Jamilah Lemieux, 34, Writer + Cultural Critic
My mother had a book called Black Macho and the Myth of Superwoman by Michele Wallace on her bookshelf. I must have been 11 or 12.
I was curious about it and I had just started exploring feminism. I asked her about it and she said, “Ah, that book is kinda crazy. I didn’t really like some of the things she said.” When I read it, I was so disappointed that she felt that way because I immediately connected to it. I loved it. It’s not infallible or perfect. There’s definitely places where she falls short and she acknowledges that herself.
I think that [Wallace] in ways represents the sort of radical truth telling that today’s Black feminists have gotten a lot more comfortable with.
There were ways that she was willing to be just painfully verbose about how Black women suffer and the intersection of patriarchy and white supremacy. Acknowledging that there are few things more devastating than recognizing the oppressor in the face of someone you love. That’s so much the reason that many Black women have rejected feminism throughout history, because we know that “the man” is our enemy.
We can even recognize and understand what white supremacy looks like via white women despite having the shared challenge or shared experience of womanhood. But when it comes to the cancer of patriarchy in our communities, in our churches, in our schools and in our bedrooms, it’s scary.
Her work for me is important because, even the ways it was flawed, it allowed me, one, a comfort that I wasn’t crazy for feeling that something was different about how racism was experienced by Black women. There were things that were just specific to us.
And with the doula work I’m doing, it’s about saving Black women’s lives. I am a little squeamish. I didn’t even need to see my own daughter when she was covered in blood. It’s not like I was amped to get back to get into a delivery room. But when I read Linda Villarosa’s New York Time’s article about Black maternal health, I was devastated to learn so much of what we’re enduring. A lot of it, is due to us not being heard.

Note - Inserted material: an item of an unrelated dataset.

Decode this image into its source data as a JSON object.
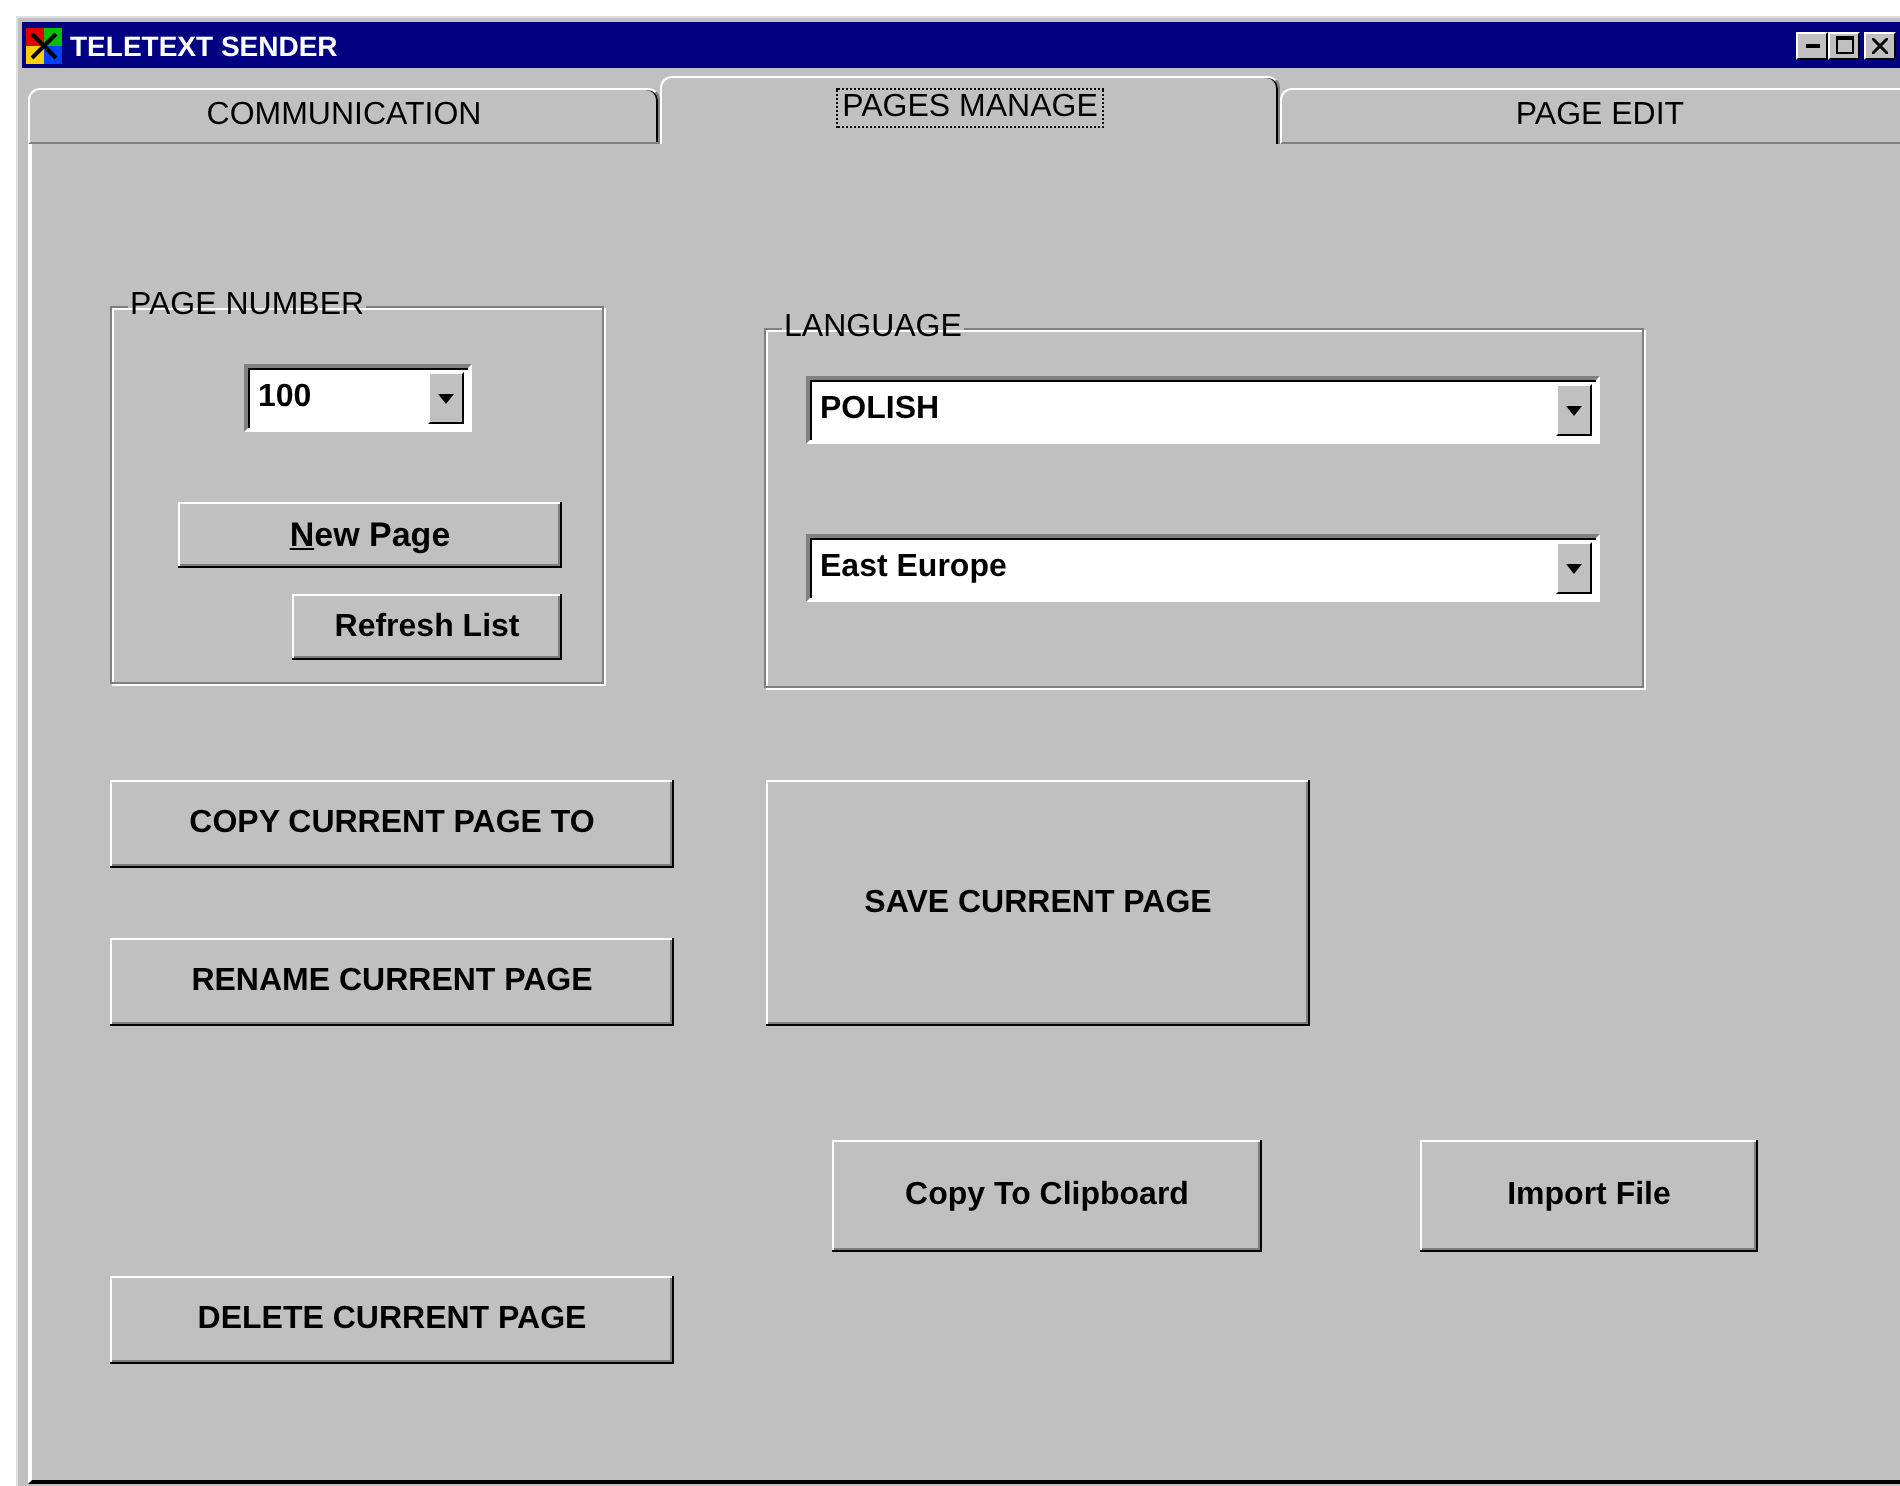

There were Black midwives that were super instrumental in Black maternal health post - Reconstruction until the mid-50s. Midwifery and doula work is part of our experience prior to our arrival in this country. But especially since being brought here, because we couldn’t turn to other channels.
When it comes to conversations about Black issues, Black problems or the Black plight, the experiences of Black women and girls are so often treated as tangential or just existing only in proportion to have impacted men and boys.

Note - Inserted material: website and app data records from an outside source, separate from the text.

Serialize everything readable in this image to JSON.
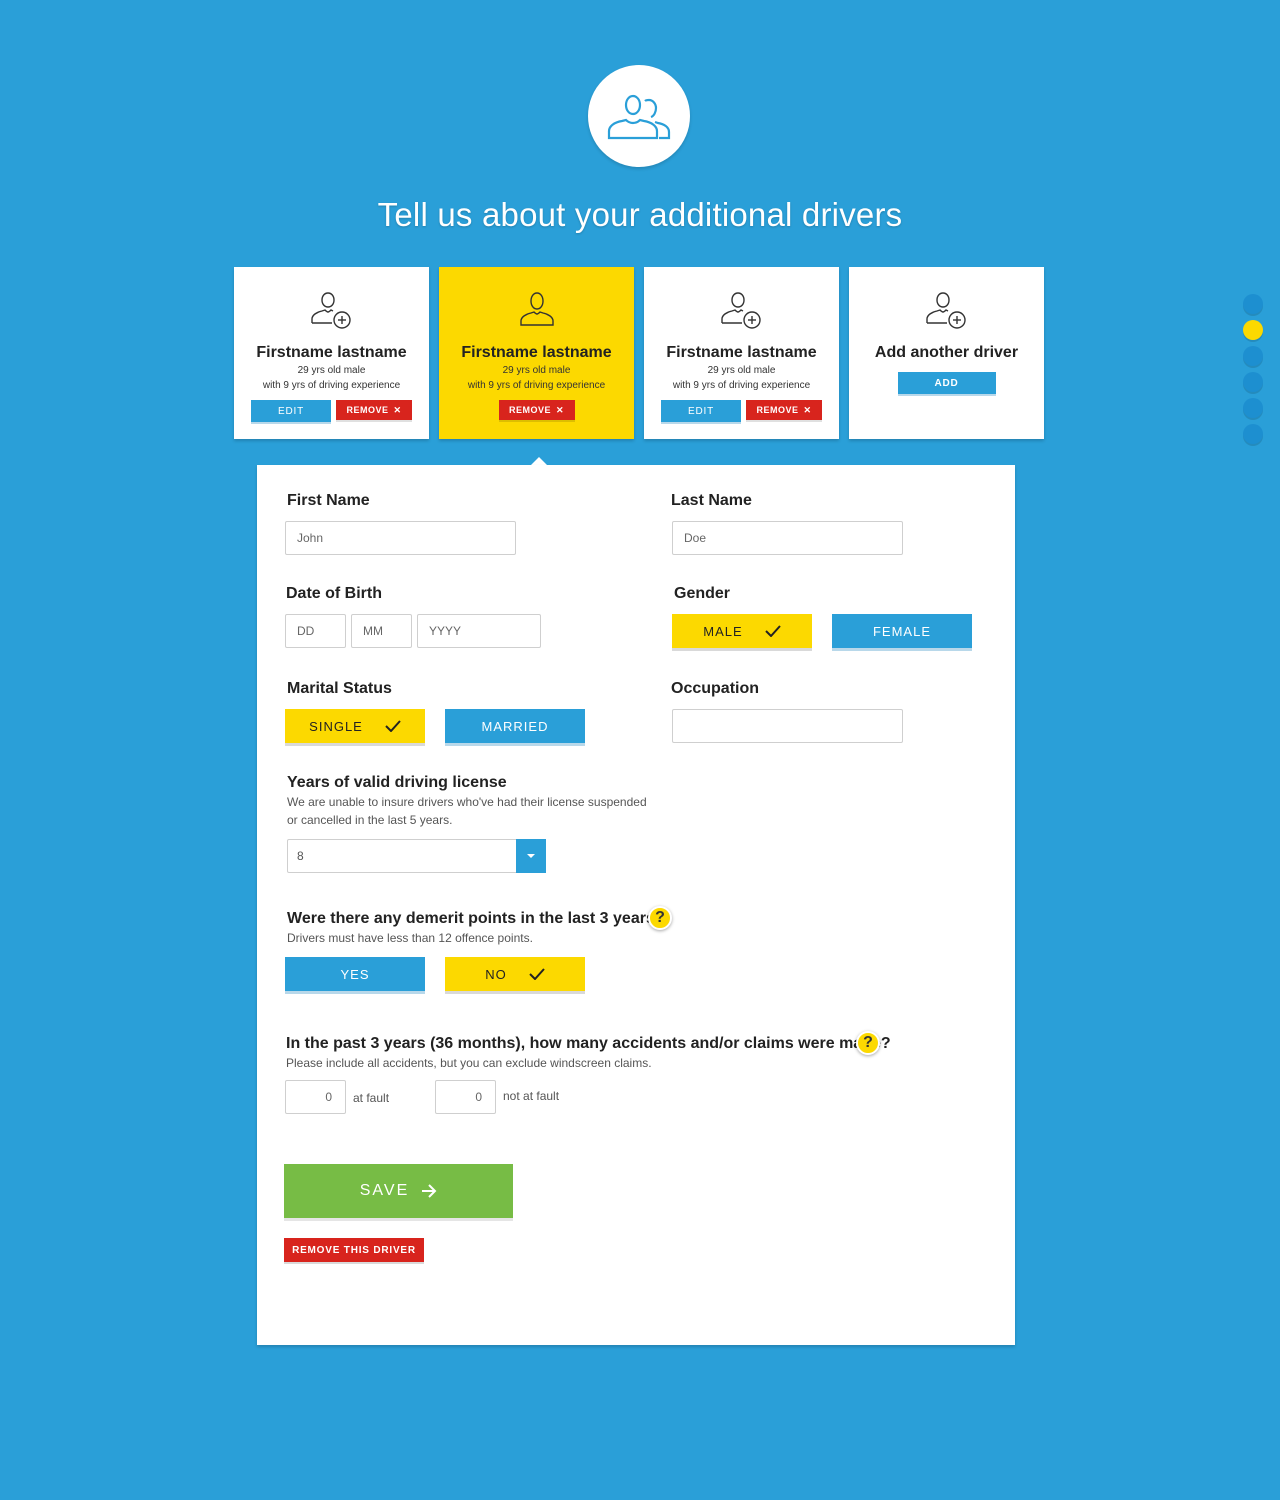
{
  "title": "Tell us about your additional drivers",
  "cards": [
    {
      "name": "Firstname lastname",
      "age": "29 yrs old male",
      "experience": "with 9 yrs of driving experience",
      "edit": "EDIT",
      "remove": "REMOVE"
    },
    {
      "name": "Firstname lastname",
      "age": "29 yrs old male",
      "experience": "with 9 yrs of driving experience",
      "remove": "REMOVE"
    },
    {
      "name": "Firstname lastname",
      "age": "29 yrs old male",
      "experience": "with 9 yrs of driving experience",
      "edit": "EDIT",
      "remove": "REMOVE"
    },
    {
      "name": "Add another driver",
      "add": "ADD"
    }
  ],
  "pager": {
    "count": 6,
    "active_index": 1
  },
  "form": {
    "first_name": {
      "label": "First Name",
      "value": "John"
    },
    "last_name": {
      "label": "Last Name",
      "value": "Doe"
    },
    "dob": {
      "label": "Date of Birth",
      "dd": "DD",
      "mm": "MM",
      "yyyy": "YYYY"
    },
    "gender": {
      "label": "Gender",
      "male": "MALE",
      "female": "FEMALE",
      "selected": "MALE"
    },
    "marital": {
      "label": "Marital Status",
      "single": "SINGLE",
      "married": "MARRIED",
      "selected": "SINGLE"
    },
    "occupation": {
      "label": "Occupation",
      "value": ""
    },
    "license": {
      "label": "Years of valid driving license",
      "help_line1": "We are unable to insure drivers who've had their license suspended",
      "help_line2": "or cancelled in the last 5 years.",
      "value": "8"
    },
    "demerit": {
      "label": "Were there any demerit points in the last 3 years?",
      "help": "Drivers must have less than 12 offence points.",
      "yes": "YES",
      "no": "NO",
      "selected": "NO",
      "help_icon": "?"
    },
    "accidents": {
      "label": "In the past 3 years (36 months), how many accidents and/or claims were made?",
      "help": "Please include all accidents, but you can exclude windscreen claims.",
      "at_fault_value": "0",
      "at_fault_label": "at fault",
      "not_at_fault_value": "0",
      "not_at_fault_label": "not at fault",
      "help_icon": "?"
    },
    "save": "SAVE",
    "remove_driver": "REMOVE THIS DRIVER"
  },
  "colors": {
    "background": "#2a9fd8",
    "accent_yellow": "#fcd900",
    "danger": "#d8241d",
    "success": "#77bc45"
  }
}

It’s viewed as Black women being harmed in order to harm Black men, as opposed to us being targeted ourselves.
Then, also, what patriarchy looks like in our community.
We are not housewives breaking free and looking to get in the workforce. We’ve always been in the workforce. But then with that, we still have these things that we have to work out with the men that we love. It’s not about rejecting them, distancing ourselves or operating in some sort of separate group, but recognizing that the way that gender is performed in our community is damaging to us.
I was probably 8 when I learned about the Anita Hill and Clarence Thomas case. There was this charge for racial loyalty toward him, and I couldn’t understand that because the accuser is a Black woman. Then, a couple of years later, I want to say it was 1995, it was a very high-profile case where an 11-year-old boy, Robert ‘Yummy’ Sandifer, had committed a heinous crime. He carried out a shooting as part of his responsibilities as a gang member and he did not kill the intended target. He killed a 14-year-old girl named Shavon Dean. There was a city-wide manhunt for him, and after some time, he was found dead. He had been killed by members of his own gang, because they were concerned that with his youth and the amount of attention around the case that he was likely to roll on them with the police. So Yummy Sandifer is on the cover of TIME magazine and there’s this national outcry and he’s centered in it.
Shavon was erased from the story completely, and it was heartbreaking.
I couldn’t articulate it yet because I was 11, but I knew something wasn’t right. I became hypersensitive to how Black women were spoke to and of.
Back then, this was the ‘90s, feminism was a dirty word or a punchline on Married with Children. It’s not even coming up on Martin. But it’s here and I have a right to it. White women do not stir feminism for by themselves. They have not nurtured, guided or created it in any meaningful way and have failed to include other people within its range adequately. So I’m not going along with this mythology that it is only “white girl stuff”or that it’s about “hating men.” I was lucky to kind of shed that mentality then.
Being a feminist was not cool or trendy or sexy as a teenager in the early ‘90s or early 2000s , like it is now. That’s not to say that it’s always easy for today’s girls but that they have the biggest pop star [Beyonce] in the world calling herself that.
I read Joan Morgan’s When Chickenheads Come Home To Roost in 8th grade. That was just like the perfect formation of theory, history and what it feels like to be a Black woman or a Black girl who loves men, boys and Black music but still stands for what gender equity could and should look like.
That was a big watershed moment for me. It was like, okay, this doesn’t mean that now you need to wear a burlap sack, isolate yourself or have to be on the fringes of society. You can be around people who don’t share these values at times and function normally.
But it definitely got complicated somewhat. There were times where I should have said things and stood up for myself and I didn’t. There were a whole lot of times that I did. I got a reputation for that in middle school, in high school and in college -- for being outspoken. Back then I just thought that I know something that you all need to know. These are things that I believe, that I live and die by.
If it wasn’t for the work of Michele Wallace, Angela Davis and bell hooks, I don’t know that I would be a writer. I have typically written about race for Black audiences, because I’d rather convince Black people of their own humanity than try to convince white folks of our humanity. I feel more optimistic talking to us about gender than I do talking to other people about race.
As somebody who is loud, and relatively unapologetic about what I know I can achieve, I can become a voice for other women who may not be similarly wired. And that’s what I try to do, in every aspect.